High Court Won’t Review Deregulation Case

Jun 13, 2005  •  Post A Comment

Firing the starting gun in the lobbying battle over media ownership rules at the Federal Communications Commission and on Capitol Hill, the Supreme Court has announced its refusal to review a federal appeals court decision that threw out a controversial FCC effort to relax the regulations last year.

In a threat to the legal rationale for broadcast ownership restrictions, TV network and newspaper owners had urged the high court to use the case to overturn Red Lion-the landmark 1969 decision by the high court that established the justification for many radio and TV industry rules. But the court’s decision Monday punts all the deregulatory issues back to the FCC, which will either have to pass on deregulation or try to deregulate again without raising the hackles of the justices on the Court of Appeals in Philadelphia.

“The ball is back in the FCC’s court,” said Andy Schwartzman, president of the activist Media Access Project, which led the charge against the deregulation in the appeals court. “They [the FCC] have to redo their decision, this time without a bias in favor of deregulation.”

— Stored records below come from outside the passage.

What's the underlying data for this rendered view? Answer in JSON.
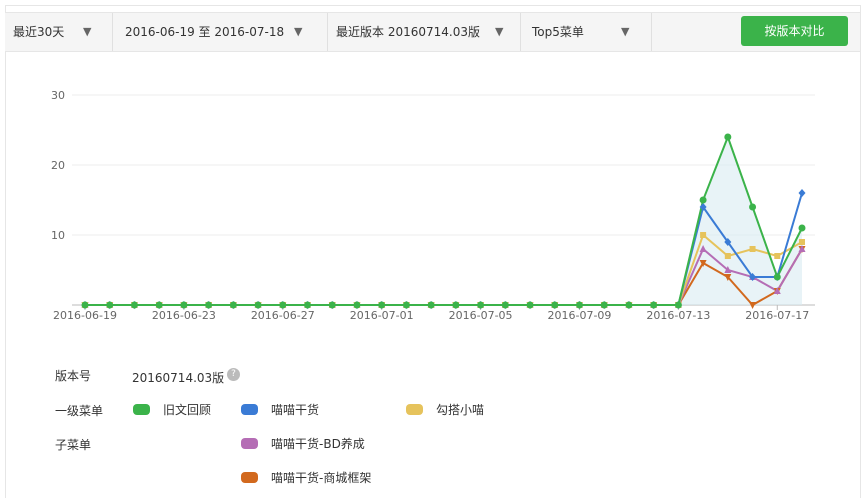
{
  "toolbar": {
    "range_label": "最近30天",
    "date_range": "2016-06-19 至 2016-07-18",
    "version_label": "最近版本 20160714.03版",
    "top_label": "Top5菜单",
    "compare_button": "按版本对比",
    "arrow": "▼"
  },
  "chart_data": {
    "type": "line",
    "x": [
      "2016-06-19",
      "2016-06-20",
      "2016-06-21",
      "2016-06-22",
      "2016-06-23",
      "2016-06-24",
      "2016-06-25",
      "2016-06-26",
      "2016-06-27",
      "2016-06-28",
      "2016-06-29",
      "2016-06-30",
      "2016-07-01",
      "2016-07-02",
      "2016-07-03",
      "2016-07-04",
      "2016-07-05",
      "2016-07-06",
      "2016-07-07",
      "2016-07-08",
      "2016-07-09",
      "2016-07-10",
      "2016-07-11",
      "2016-07-12",
      "2016-07-13",
      "2016-07-14",
      "2016-07-15",
      "2016-07-16",
      "2016-07-17",
      "2016-07-18"
    ],
    "xticks": [
      "2016-06-19",
      "2016-06-23",
      "2016-06-27",
      "2016-07-01",
      "2016-07-05",
      "2016-07-09",
      "2016-07-13",
      "2016-07-17"
    ],
    "yticks": [
      10,
      20,
      30
    ],
    "ylim": [
      0,
      30
    ],
    "series": [
      {
        "name": "旧文回顾",
        "color": "#3bb34a",
        "marker": "circle",
        "area": true,
        "values": [
          0,
          0,
          0,
          0,
          0,
          0,
          0,
          0,
          0,
          0,
          0,
          0,
          0,
          0,
          0,
          0,
          0,
          0,
          0,
          0,
          0,
          0,
          0,
          0,
          0,
          15,
          24,
          14,
          4,
          11
        ]
      },
      {
        "name": "喵喵干货",
        "color": "#3a7bd5",
        "marker": "diamond",
        "values": [
          0,
          0,
          0,
          0,
          0,
          0,
          0,
          0,
          0,
          0,
          0,
          0,
          0,
          0,
          0,
          0,
          0,
          0,
          0,
          0,
          0,
          0,
          0,
          0,
          0,
          14,
          9,
          4,
          4,
          16
        ]
      },
      {
        "name": "勾搭小喵",
        "color": "#e6c35c",
        "marker": "square",
        "values": [
          0,
          0,
          0,
          0,
          0,
          0,
          0,
          0,
          0,
          0,
          0,
          0,
          0,
          0,
          0,
          0,
          0,
          0,
          0,
          0,
          0,
          0,
          0,
          0,
          0,
          10,
          7,
          8,
          7,
          9
        ]
      },
      {
        "name": "喵喵干货-BD养成",
        "color": "#b56db5",
        "marker": "triangle-up",
        "values": [
          0,
          0,
          0,
          0,
          0,
          0,
          0,
          0,
          0,
          0,
          0,
          0,
          0,
          0,
          0,
          0,
          0,
          0,
          0,
          0,
          0,
          0,
          0,
          0,
          0,
          8,
          5,
          4,
          2,
          8
        ]
      },
      {
        "name": "喵喵干货-商城框架",
        "color": "#d2691e",
        "marker": "triangle-down",
        "values": [
          0,
          0,
          0,
          0,
          0,
          0,
          0,
          0,
          0,
          0,
          0,
          0,
          0,
          0,
          0,
          0,
          0,
          0,
          0,
          0,
          0,
          0,
          0,
          0,
          0,
          6,
          4,
          0,
          2,
          8
        ]
      }
    ]
  },
  "info": {
    "version_label": "版本号",
    "version_value": "20160714.03版",
    "help_icon": "?",
    "level1_label": "一级菜单",
    "sub_label": "子菜单"
  },
  "legend": {
    "level1": [
      {
        "name": "旧文回顾",
        "color": "#3bb34a"
      },
      {
        "name": "喵喵干货",
        "color": "#3a7bd5"
      },
      {
        "name": "勾搭小喵",
        "color": "#e6c35c"
      }
    ],
    "sub": [
      {
        "name": "喵喵干货-BD养成",
        "color": "#b56db5"
      },
      {
        "name": "喵喵干货-商城框架",
        "color": "#d2691e"
      }
    ]
  }
}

Added Jeff Chester, executive director of the watchdog Center for Digital Democracy, in a written statement: “Now Big Media’s political flacks will swarm over the FCC and Congress, plying their lobbying wares (money, airtime, revolving door employment). [FCC] Chairman [Kevin] Martin needs to get the facts-not the media industry spin. If he pursues a [former FCC Chairman] Michael Powell, ‘I don’t need the facts because I know the facts,’ approach, his tenure will be marked with a similar legal and public disgrace.”